I had originally designed the settees so that they would fit a standard futon width and the port settee would fit a standard length also. This would have saved considerable time and money by simply buying a futon and dropping it in place.  The major disadvantage would be dealing with one very large "cushion" that would be difficult to gain access behind and below it.
We have been doing several large vessel interior refits at the shop lately and the crew has become proficient at wrapping panels and dealing with headliner, carpet, and foams, so I decided to go ahead and build the cushions in house rather than taking the easier futon route.
We bought some medium flex high density foam and set to templating the settee bunks.
We stacked 2x4's two high to simulate the thickness of the foam. This allowed for the angled seat-back and ensured the top of the foam would not be too narrow due to the angle.
We used the wood strips and hot glue gun method and made a template in the usual way then took it below and laid it on the foam and drew it out with a felt pen. An electric knife was purchased from the local Wal-mart kitchen center and was used to cut the foam.....it goes through the foam like a hot knife through butter!
The 13 degree seat back angle was cut "free style" by holding the knife at an angle and following the line we drew. It worked ok but I might make a jig for the angles on the rest of the cushions to get a more accurate cut.

Tuesday, August 10, 2010

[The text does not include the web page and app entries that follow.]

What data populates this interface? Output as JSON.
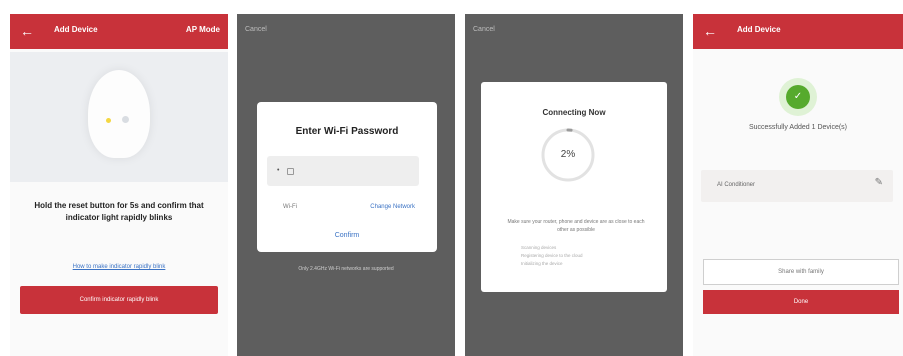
{
  "screen1": {
    "header_title": "Add Device",
    "header_right": "AP Mode",
    "back_icon": "arrow-left-icon",
    "instruction": "Hold the reset button for 5s and confirm that indicator light rapidly blinks",
    "help_link": "How to make indicator rapidly blink",
    "confirm_button": "Confirm indicator rapidly blink"
  },
  "screen2": {
    "top_text": "Cancel",
    "dialog_title": "Enter Wi-Fi Password",
    "password_value": "•",
    "wifi_label": "Wi-Fi",
    "change_network": "Change Network",
    "confirm": "Confirm",
    "footer_note": "Only 2.4GHz Wi-Fi networks are supported"
  },
  "screen3": {
    "top_text": "Cancel",
    "card_title": "Connecting Now",
    "progress_percent": 2,
    "progress_text": "2%",
    "hint": "Make sure your router, phone and device are as close to each other as possible",
    "steps": [
      "Scanning devices",
      "Registering device to the cloud",
      "Initializing the device"
    ]
  },
  "screen4": {
    "header_title": "Add Device",
    "back_icon": "arrow-left-icon",
    "check_icon": "check-icon",
    "success_text": "Successfully Added 1 Device(s)",
    "device_name": "AI Conditioner",
    "edit_icon": "pencil-icon",
    "share_button": "Share with family",
    "done_button": "Done"
  },
  "colors": {
    "accent": "#c8323a",
    "dark_bg": "#5e5e5e",
    "link": "#3a72c4",
    "success": "#56aa2d"
  }
}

Lately we have been making trim and installing it in the boat. Its a very rewarding job and I have an ear to ear grin after each piece goes in as we stand back and admire our handy-work.
We made most of the trim out of Jatoba (Brazilian cherry) milling down the twenty foot long by six inch planks we bought over a year ago for this purpose. The wood is very dense and brutal on our tools. It dulls saw blades and smooths out sand paper very quickly compared to teak or mahogany. When using the router table to shape the pieces it would go along just fine and then randomly catch the grain just right and throw a chunk out of the piece on occasion. The Tech would utter a few colorful metaphors and start all over again, saving what he could in the hope it could be used elsewhere. It didn't seem to matter what depth or what shape of bit was used, or if it was new or old, every now and then it would throw a chip out and we got used to the fact.
Sometimes it enabled us to get creative as with the vertical trim going into the head....it threw a chip on the last run through after the piece had been milled and almost completely formed. We didn't want to start over so we cut a forty-five degree bevel along the one side of the face where the chip was. In the end we all liked it better than the original, it made the profile on the face look a little narrower and it balanced visually with the piece on the other side of the door frame.
When we milled the boards down we typically used the table saw to get the rough dimensions and then ran the boards though the thickness planer. After that it was shaped using the table saw and router table and then sanded starting with 80 grit and working up to 600 grit. All the pieces have soft corners with varying degrees of raduis on them. The radius had to be hand sanded and we quickly learned to wear gloves as the wood had fine splinters that were needle sharp that would cause a nasty sliver to the bare hand. Once the finish was applied the grain toughened right up and by the time we got six or seven coats on and the final 600 grit sanding done it was like polishing glass. The look was worth the hard work to get there!